Older adults might not be able to handle as much alcohol as they used to. It might not take as many drinks for an older adult to notice the effects.
Effects of Alcohol on the Older Adult
Too much alcohol can cause serious health issues, such as stomach and liver problems. It can also increase your risk of getting certain cancers. Drinking too much alcohol might also make your current health issues worse.
Drinking alcohol can affect your memory and thinking. It can make it hard to remember and do things like you used to. You might also have problems sleeping.
Alcohol use can affect your judgement, reaction time, balance, and coordination. This means you have a high risk of falling, having a household accident, or getting into a car crash.
Alcohol can also cause problems with your medicines, no matter how much you drink. It does not mix well with many medicines. This includes both prescription and over-the-counter medicines as well as some herbal supplements. Drinking alcohol while taking these medicines can be very harmful and may even lead to death.
The National Institute of Alcohol Abuse and Alcoholism (NIAAA) says that adults 65 years and older should not have more than 1 standard drink a day. A standard drink is:
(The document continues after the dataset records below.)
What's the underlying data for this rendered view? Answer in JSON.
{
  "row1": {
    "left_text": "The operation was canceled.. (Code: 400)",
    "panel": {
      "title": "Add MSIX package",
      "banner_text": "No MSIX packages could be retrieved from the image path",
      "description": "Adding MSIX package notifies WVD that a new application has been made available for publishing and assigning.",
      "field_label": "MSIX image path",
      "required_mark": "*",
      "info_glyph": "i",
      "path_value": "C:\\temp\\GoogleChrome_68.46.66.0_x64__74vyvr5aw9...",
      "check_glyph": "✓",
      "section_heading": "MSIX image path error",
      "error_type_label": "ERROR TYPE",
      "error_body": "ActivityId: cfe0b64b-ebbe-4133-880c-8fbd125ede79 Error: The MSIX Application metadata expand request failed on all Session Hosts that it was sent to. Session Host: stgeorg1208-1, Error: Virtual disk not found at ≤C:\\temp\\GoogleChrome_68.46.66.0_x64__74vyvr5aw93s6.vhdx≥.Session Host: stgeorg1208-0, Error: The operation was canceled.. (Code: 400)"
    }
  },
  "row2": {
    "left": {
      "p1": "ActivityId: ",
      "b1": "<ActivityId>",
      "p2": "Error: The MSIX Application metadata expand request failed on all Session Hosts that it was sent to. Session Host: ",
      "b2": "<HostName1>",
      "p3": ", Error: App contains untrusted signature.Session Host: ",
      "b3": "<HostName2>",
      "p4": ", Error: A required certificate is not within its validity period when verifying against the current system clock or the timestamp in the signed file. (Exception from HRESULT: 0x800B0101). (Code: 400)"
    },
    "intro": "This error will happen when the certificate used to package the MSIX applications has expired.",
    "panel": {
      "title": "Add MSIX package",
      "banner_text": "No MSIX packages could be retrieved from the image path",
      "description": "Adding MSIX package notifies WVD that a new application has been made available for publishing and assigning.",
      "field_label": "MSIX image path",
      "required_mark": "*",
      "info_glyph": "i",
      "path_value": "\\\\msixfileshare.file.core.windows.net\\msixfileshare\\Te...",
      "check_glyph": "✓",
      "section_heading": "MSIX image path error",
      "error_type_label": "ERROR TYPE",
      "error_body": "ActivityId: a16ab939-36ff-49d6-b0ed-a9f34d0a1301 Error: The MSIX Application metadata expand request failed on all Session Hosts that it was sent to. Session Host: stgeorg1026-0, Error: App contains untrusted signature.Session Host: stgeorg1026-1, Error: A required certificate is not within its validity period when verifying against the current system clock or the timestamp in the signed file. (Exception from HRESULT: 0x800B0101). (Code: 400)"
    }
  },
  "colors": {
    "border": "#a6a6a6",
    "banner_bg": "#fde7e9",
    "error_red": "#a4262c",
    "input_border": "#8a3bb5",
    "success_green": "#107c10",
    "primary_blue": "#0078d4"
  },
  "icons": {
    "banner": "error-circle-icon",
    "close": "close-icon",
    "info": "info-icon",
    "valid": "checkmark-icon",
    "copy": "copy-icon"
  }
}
12 ounces of beer
4-5 ounces of wine
1.5 ounces of distilled spirits or liquor
Older adults who have health problems or take certain medicines should drink less than this or not at all.
Are you concerned about your drinking?
Do you drink to calm your nerves or forget your worries?
Do you lie about how much you drink?
Does drinking cause you to hurt yourself or others?
Do you drink alone?
Do you plan your day based on where and when you can get a drink?
When you drink do you find yourself feeling angry, bitter or annoyed?
If you answered yes to any of these questions, you should seek help.
What can you do?
If you are feeling in urgent danger because of your drinking, call 911 or have someone take you to the hospital.
Talk to your doctor about your alcohol use. Please talk to your doctor if you take medicines or have medical problems that could be affected by your drinking.
It can be hard to admit that you or your loved one has a drinking problem. Talk with someone you trust, such as a family member, friend, pastor or priest, or your doctor.
Seek help. There are many free self-help programs, such as Alcohol Anonymous (http://www.aa.org/). There is also Al-Anon (https://al-anon.org) for family members of people with alcohol problems. Check out the websites for local groups near you.